■ **Activity**: The records below are to be reproduced exactly, with the pictures left out.

[Dataset records]
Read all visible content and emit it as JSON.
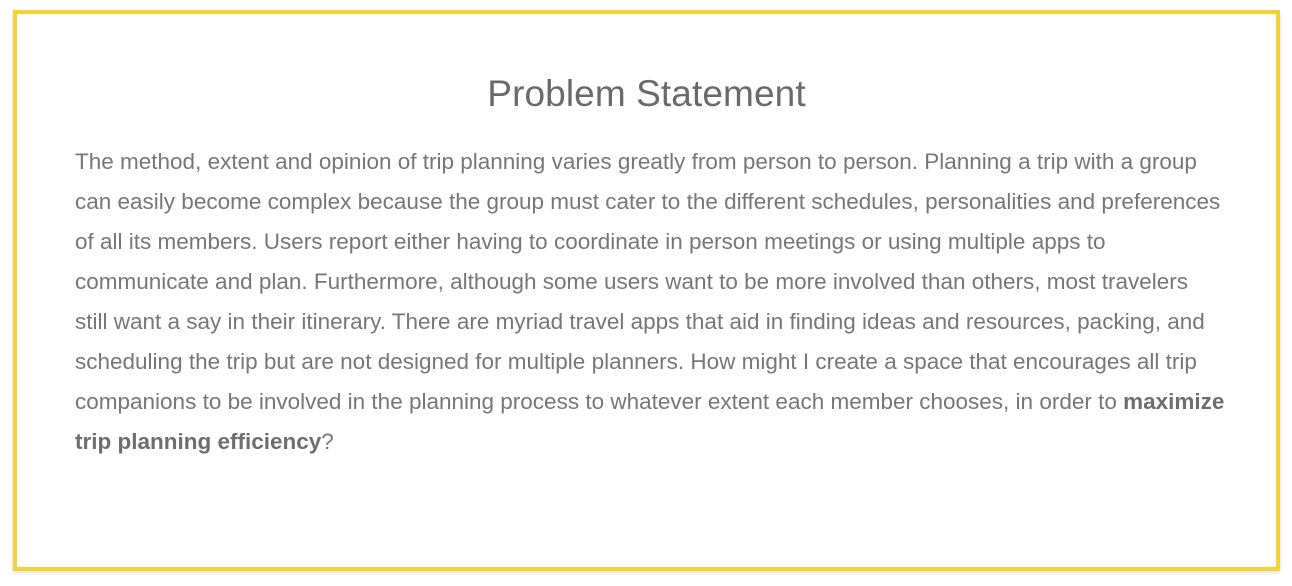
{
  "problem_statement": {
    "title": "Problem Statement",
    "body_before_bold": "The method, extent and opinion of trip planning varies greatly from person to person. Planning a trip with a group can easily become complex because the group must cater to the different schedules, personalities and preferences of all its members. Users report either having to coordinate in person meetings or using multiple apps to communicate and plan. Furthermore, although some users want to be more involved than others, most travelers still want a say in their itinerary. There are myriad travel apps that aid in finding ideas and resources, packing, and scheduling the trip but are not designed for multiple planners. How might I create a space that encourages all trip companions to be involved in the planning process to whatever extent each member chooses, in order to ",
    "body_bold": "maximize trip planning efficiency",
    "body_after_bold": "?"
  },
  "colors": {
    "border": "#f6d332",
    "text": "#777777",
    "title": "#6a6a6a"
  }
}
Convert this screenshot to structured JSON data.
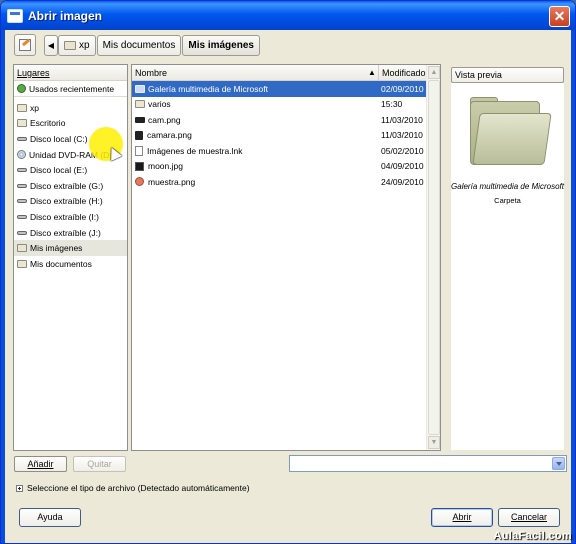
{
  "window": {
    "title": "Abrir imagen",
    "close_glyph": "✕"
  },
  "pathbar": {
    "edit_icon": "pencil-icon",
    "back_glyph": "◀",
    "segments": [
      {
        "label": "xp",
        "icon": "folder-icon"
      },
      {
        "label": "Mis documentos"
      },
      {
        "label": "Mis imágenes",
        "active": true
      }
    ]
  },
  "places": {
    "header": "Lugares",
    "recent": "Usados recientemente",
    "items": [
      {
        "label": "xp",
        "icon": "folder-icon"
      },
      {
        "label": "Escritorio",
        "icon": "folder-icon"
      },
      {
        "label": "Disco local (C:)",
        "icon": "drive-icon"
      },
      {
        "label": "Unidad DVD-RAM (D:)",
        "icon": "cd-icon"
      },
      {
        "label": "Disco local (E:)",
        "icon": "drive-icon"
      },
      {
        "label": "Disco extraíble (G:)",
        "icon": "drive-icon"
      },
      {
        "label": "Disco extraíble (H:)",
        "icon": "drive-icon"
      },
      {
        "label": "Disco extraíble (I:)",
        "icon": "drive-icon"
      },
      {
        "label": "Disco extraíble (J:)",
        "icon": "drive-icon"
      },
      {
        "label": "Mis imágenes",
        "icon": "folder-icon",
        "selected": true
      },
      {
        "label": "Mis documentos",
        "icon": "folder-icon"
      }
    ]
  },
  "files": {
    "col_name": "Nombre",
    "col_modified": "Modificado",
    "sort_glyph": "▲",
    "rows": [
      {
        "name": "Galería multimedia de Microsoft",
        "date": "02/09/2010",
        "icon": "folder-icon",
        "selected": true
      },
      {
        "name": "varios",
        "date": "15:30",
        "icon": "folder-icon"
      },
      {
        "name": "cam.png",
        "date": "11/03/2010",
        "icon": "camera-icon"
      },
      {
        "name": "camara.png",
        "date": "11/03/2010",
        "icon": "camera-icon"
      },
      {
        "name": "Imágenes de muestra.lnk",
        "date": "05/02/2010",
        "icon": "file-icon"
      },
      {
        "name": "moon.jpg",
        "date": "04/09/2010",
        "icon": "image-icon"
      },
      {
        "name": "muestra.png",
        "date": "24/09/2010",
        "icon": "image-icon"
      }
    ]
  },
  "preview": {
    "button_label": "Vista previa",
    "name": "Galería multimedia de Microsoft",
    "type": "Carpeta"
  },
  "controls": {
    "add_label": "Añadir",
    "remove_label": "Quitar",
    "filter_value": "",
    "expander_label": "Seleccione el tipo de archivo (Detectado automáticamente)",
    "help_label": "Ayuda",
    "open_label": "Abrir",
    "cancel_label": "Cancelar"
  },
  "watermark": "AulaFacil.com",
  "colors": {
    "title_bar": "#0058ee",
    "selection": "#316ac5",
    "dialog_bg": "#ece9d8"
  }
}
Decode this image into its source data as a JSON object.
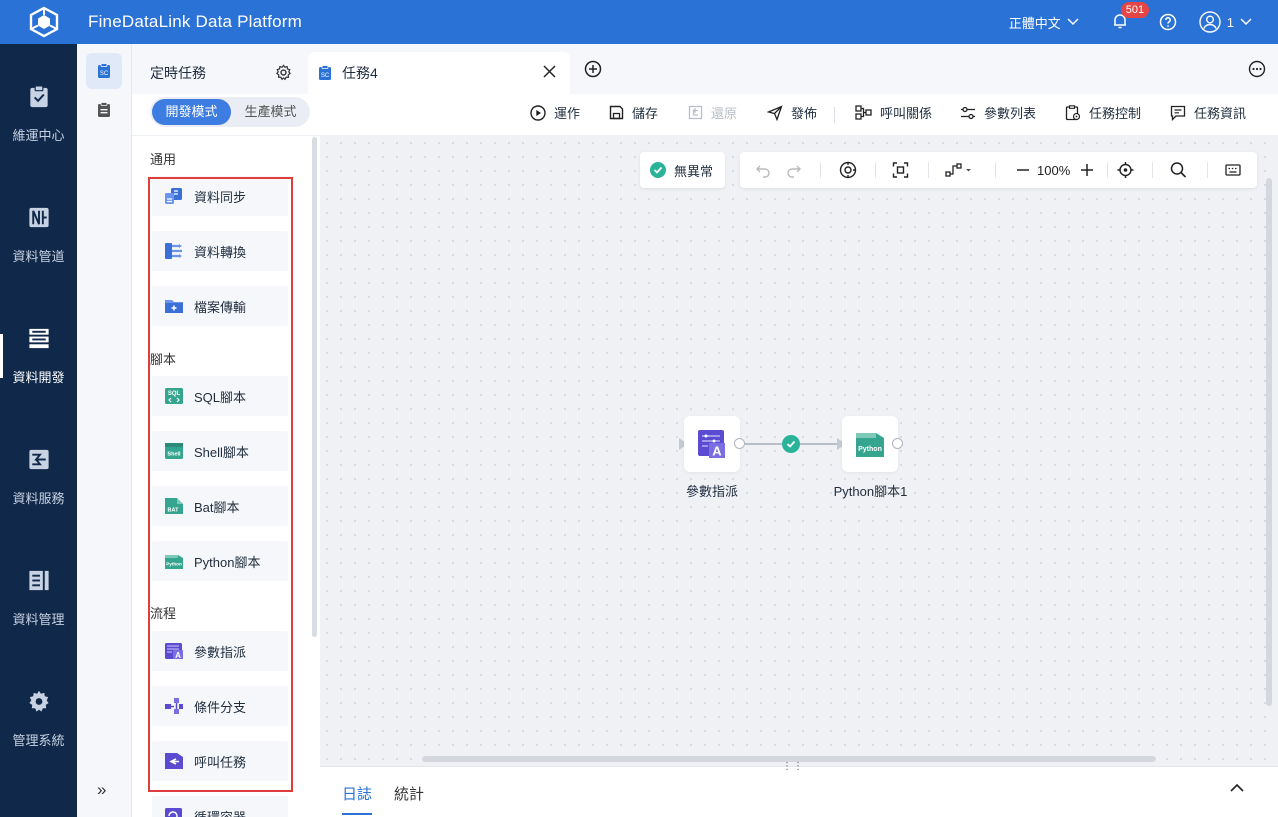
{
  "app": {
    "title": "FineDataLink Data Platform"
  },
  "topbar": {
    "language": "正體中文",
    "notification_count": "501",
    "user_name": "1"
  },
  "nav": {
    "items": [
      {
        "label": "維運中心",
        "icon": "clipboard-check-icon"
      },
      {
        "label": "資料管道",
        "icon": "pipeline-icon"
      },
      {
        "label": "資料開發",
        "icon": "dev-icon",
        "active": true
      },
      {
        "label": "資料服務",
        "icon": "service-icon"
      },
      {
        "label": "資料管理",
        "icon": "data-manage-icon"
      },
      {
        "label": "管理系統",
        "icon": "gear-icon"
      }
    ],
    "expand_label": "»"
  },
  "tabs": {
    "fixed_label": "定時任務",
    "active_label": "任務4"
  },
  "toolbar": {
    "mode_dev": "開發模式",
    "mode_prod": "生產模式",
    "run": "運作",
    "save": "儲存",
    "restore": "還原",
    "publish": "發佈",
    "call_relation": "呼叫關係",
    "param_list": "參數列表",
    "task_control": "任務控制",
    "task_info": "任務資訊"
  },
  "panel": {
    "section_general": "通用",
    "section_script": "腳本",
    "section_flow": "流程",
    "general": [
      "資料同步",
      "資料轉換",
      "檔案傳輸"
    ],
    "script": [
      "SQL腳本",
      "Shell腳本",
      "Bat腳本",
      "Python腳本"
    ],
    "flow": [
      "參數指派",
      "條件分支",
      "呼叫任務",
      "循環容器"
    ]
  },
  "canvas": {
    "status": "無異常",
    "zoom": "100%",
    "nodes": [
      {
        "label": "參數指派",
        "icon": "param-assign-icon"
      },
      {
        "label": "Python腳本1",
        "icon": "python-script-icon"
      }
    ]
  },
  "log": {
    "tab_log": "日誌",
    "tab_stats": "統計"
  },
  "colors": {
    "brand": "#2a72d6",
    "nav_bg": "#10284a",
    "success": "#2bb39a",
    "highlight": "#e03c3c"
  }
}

■ **Answer section**:
Read all visible content and emit it as JSON.
{
  "problem_statement": {
    "title": "Problem Statement",
    "body_before_bold": "The method, extent and opinion of trip planning varies greatly from person to person. Planning a trip with a group can easily become complex because the group must cater to the different schedules, personalities and preferences of all its members. Users report either having to coordinate in person meetings or using multiple apps to communicate and plan. Furthermore, although some users want to be more involved than others, most travelers still want a say in their itinerary. There are myriad travel apps that aid in finding ideas and resources, packing, and scheduling the trip but are not designed for multiple planners. How might I create a space that encourages all trip companions to be involved in the planning process to whatever extent each member chooses, in order to ",
    "body_bold": "maximize trip planning efficiency",
    "body_after_bold": "?"
  },
  "colors": {
    "border": "#f6d332",
    "text": "#777777",
    "title": "#6a6a6a"
  }
}
Convert this screenshot to structured JSON data.
{
  "window": {
    "title": "Abrir imagen",
    "close_glyph": "✕"
  },
  "pathbar": {
    "edit_icon": "pencil-icon",
    "back_glyph": "◀",
    "segments": [
      {
        "label": "xp",
        "icon": "folder-icon"
      },
      {
        "label": "Mis documentos"
      },
      {
        "label": "Mis imágenes",
        "active": true
      }
    ]
  },
  "places": {
    "header": "Lugares",
    "recent": "Usados recientemente",
    "items": [
      {
        "label": "xp",
        "icon": "folder-icon"
      },
      {
        "label": "Escritorio",
        "icon": "folder-icon"
      },
      {
        "label": "Disco local (C:)",
        "icon": "drive-icon"
      },
      {
        "label": "Unidad DVD-RAM (D:)",
        "icon": "cd-icon"
      },
      {
        "label": "Disco local (E:)",
        "icon": "drive-icon"
      },
      {
        "label": "Disco extraíble (G:)",
        "icon": "drive-icon"
      },
      {
        "label": "Disco extraíble (H:)",
        "icon": "drive-icon"
      },
      {
        "label": "Disco extraíble (I:)",
        "icon": "drive-icon"
      },
      {
        "label": "Disco extraíble (J:)",
        "icon": "drive-icon"
      },
      {
        "label": "Mis imágenes",
        "icon": "folder-icon",
        "selected": true
      },
      {
        "label": "Mis documentos",
        "icon": "folder-icon"
      }
    ]
  },
  "files": {
    "col_name": "Nombre",
    "col_modified": "Modificado",
    "sort_glyph": "▲",
    "rows": [
      {
        "name": "Galería multimedia de Microsoft",
        "date": "02/09/2010",
        "icon": "folder-icon",
        "selected": true
      },
      {
        "name": "varios",
        "date": "15:30",
        "icon": "folder-icon"
      },
      {
        "name": "cam.png",
        "date": "11/03/2010",
        "icon": "camera-icon"
      },
      {
        "name": "camara.png",
        "date": "11/03/2010",
        "icon": "camera-icon"
      },
      {
        "name": "Imágenes de muestra.lnk",
        "date": "05/02/2010",
        "icon": "file-icon"
      },
      {
        "name": "moon.jpg",
        "date": "04/09/2010",
        "icon": "image-icon"
      },
      {
        "name": "muestra.png",
        "date": "24/09/2010",
        "icon": "image-icon"
      }
    ]
  },
  "preview": {
    "button_label": "Vista previa",
    "name": "Galería multimedia de Microsoft",
    "type": "Carpeta"
  },
  "controls": {
    "add_label": "Añadir",
    "remove_label": "Quitar",
    "filter_value": "",
    "expander_label": "Seleccione el tipo de archivo (Detectado automáticamente)",
    "help_label": "Ayuda",
    "open_label": "Abrir",
    "cancel_label": "Cancelar"
  },
  "watermark": "AulaFacil.com",
  "colors": {
    "title_bar": "#0058ee",
    "selection": "#316ac5",
    "dialog_bg": "#ece9d8"
  }
}
Decode this image into its source data as a JSON object.
{
  "app": {
    "title": "FineDataLink Data Platform"
  },
  "topbar": {
    "language": "正體中文",
    "notification_count": "501",
    "user_name": "1"
  },
  "nav": {
    "items": [
      {
        "label": "維運中心",
        "icon": "clipboard-check-icon"
      },
      {
        "label": "資料管道",
        "icon": "pipeline-icon"
      },
      {
        "label": "資料開發",
        "icon": "dev-icon",
        "active": true
      },
      {
        "label": "資料服務",
        "icon": "service-icon"
      },
      {
        "label": "資料管理",
        "icon": "data-manage-icon"
      },
      {
        "label": "管理系統",
        "icon": "gear-icon"
      }
    ],
    "expand_label": "»"
  },
  "tabs": {
    "fixed_label": "定時任務",
    "active_label": "任務4"
  },
  "toolbar": {
    "mode_dev": "開發模式",
    "mode_prod": "生產模式",
    "run": "運作",
    "save": "儲存",
    "restore": "還原",
    "publish": "發佈",
    "call_relation": "呼叫關係",
    "param_list": "參數列表",
    "task_control": "任務控制",
    "task_info": "任務資訊"
  },
  "panel": {
    "section_general": "通用",
    "section_script": "腳本",
    "section_flow": "流程",
    "general": [
      "資料同步",
      "資料轉換",
      "檔案傳輸"
    ],
    "script": [
      "SQL腳本",
      "Shell腳本",
      "Bat腳本",
      "Python腳本"
    ],
    "flow": [
      "參數指派",
      "條件分支",
      "呼叫任務",
      "循環容器"
    ]
  },
  "canvas": {
    "status": "無異常",
    "zoom": "100%",
    "nodes": [
      {
        "label": "參數指派",
        "icon": "param-assign-icon"
      },
      {
        "label": "Python腳本1",
        "icon": "python-script-icon"
      }
    ]
  },
  "log": {
    "tab_log": "日誌",
    "tab_stats": "統計"
  },
  "colors": {
    "brand": "#2a72d6",
    "nav_bg": "#10284a",
    "success": "#2bb39a",
    "highlight": "#e03c3c"
  }
}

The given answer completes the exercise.